» Problem to work on
The answer must be one number: the count of lines in the data below that include "icon".

##### Data for this exercise #####

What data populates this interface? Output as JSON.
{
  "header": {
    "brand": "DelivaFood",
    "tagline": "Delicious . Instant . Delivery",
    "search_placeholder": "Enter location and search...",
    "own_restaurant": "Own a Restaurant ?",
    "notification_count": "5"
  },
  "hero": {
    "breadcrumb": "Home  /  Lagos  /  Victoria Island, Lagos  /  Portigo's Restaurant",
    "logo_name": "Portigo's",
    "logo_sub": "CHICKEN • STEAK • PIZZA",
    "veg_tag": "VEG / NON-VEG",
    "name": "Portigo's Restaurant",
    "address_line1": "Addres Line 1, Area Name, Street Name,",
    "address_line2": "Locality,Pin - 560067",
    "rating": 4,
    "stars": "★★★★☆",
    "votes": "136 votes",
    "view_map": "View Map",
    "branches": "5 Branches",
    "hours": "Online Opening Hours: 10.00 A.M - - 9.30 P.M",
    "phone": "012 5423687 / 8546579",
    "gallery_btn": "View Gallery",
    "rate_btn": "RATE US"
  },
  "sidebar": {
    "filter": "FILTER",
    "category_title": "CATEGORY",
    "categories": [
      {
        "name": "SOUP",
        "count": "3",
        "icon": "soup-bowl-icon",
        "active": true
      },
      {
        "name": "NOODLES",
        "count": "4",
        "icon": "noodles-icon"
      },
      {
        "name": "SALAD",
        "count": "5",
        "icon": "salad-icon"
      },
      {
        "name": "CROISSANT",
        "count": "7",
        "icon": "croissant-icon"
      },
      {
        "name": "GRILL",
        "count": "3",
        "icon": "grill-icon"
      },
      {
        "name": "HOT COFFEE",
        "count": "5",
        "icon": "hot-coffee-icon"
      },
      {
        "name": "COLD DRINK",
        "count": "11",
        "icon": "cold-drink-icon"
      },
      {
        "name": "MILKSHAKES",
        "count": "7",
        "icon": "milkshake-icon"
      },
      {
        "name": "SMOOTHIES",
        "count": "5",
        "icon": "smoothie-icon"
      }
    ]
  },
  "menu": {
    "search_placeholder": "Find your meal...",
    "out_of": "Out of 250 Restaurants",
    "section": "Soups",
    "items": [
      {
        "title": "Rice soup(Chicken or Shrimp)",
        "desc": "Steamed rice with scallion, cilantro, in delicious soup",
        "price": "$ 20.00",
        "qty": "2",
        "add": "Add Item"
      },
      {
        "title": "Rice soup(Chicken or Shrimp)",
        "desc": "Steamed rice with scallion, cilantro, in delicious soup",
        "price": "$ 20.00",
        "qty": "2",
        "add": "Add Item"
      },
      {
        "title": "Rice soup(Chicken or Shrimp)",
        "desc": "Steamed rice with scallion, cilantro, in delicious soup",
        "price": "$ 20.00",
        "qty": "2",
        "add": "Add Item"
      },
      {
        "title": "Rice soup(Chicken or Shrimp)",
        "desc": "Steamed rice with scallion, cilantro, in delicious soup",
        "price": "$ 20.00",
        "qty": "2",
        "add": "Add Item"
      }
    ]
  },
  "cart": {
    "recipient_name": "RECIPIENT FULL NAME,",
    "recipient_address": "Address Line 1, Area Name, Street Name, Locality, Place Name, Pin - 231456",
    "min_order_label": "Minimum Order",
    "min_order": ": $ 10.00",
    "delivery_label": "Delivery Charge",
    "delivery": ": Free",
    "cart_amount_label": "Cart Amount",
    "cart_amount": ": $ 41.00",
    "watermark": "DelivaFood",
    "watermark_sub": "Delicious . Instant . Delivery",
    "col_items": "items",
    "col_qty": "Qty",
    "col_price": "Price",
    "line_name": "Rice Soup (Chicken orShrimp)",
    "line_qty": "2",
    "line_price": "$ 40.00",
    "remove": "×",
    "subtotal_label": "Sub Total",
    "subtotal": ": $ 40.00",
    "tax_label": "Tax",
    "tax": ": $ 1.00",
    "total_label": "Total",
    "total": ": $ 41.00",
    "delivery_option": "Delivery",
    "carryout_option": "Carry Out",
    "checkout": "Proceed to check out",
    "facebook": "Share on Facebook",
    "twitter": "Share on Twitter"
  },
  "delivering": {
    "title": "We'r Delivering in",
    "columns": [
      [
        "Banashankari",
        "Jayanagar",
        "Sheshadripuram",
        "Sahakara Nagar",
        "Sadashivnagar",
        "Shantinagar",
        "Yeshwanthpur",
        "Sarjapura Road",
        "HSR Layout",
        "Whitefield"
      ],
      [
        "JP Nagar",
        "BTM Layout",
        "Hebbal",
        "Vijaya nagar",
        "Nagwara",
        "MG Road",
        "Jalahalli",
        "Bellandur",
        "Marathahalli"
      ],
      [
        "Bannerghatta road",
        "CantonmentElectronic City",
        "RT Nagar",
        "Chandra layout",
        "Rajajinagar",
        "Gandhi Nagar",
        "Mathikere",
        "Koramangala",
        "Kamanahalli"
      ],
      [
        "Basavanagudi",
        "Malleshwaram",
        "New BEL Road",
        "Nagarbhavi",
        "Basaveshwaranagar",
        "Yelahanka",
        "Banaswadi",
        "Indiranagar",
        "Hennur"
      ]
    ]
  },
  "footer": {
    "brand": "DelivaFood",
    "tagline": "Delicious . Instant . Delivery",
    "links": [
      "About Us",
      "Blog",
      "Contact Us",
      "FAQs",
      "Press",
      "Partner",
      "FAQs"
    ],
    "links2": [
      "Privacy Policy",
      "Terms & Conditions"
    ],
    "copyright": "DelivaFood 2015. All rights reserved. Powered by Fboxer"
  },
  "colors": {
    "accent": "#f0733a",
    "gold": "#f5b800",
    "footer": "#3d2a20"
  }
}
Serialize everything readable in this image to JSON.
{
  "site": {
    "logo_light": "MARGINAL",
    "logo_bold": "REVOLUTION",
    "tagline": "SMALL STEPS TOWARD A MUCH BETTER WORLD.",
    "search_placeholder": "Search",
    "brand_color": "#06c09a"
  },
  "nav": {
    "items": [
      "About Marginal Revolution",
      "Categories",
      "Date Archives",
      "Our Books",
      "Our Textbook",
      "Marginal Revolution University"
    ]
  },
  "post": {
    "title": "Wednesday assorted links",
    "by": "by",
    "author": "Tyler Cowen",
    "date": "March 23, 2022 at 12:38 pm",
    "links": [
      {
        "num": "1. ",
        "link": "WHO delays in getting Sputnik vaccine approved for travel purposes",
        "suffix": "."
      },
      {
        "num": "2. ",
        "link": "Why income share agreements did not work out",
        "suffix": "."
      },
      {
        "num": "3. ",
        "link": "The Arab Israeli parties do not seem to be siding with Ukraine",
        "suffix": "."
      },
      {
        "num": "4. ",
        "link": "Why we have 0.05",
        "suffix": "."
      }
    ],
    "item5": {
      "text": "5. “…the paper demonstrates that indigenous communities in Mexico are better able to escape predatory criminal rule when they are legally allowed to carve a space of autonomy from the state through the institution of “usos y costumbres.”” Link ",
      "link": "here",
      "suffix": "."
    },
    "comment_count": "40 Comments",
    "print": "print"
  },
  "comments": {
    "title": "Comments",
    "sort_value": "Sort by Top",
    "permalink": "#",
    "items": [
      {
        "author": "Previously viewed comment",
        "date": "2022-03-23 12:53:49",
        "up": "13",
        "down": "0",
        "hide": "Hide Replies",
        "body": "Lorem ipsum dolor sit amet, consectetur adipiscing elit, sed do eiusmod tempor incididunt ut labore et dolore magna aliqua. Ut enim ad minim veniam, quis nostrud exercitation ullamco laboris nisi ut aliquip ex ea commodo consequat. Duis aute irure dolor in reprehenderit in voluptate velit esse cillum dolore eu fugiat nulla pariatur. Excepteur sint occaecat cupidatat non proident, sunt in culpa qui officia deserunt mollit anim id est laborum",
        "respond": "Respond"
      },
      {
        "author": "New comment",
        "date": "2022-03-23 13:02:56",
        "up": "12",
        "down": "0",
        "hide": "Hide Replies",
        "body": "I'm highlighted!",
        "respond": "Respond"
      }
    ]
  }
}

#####

» Solved problem
9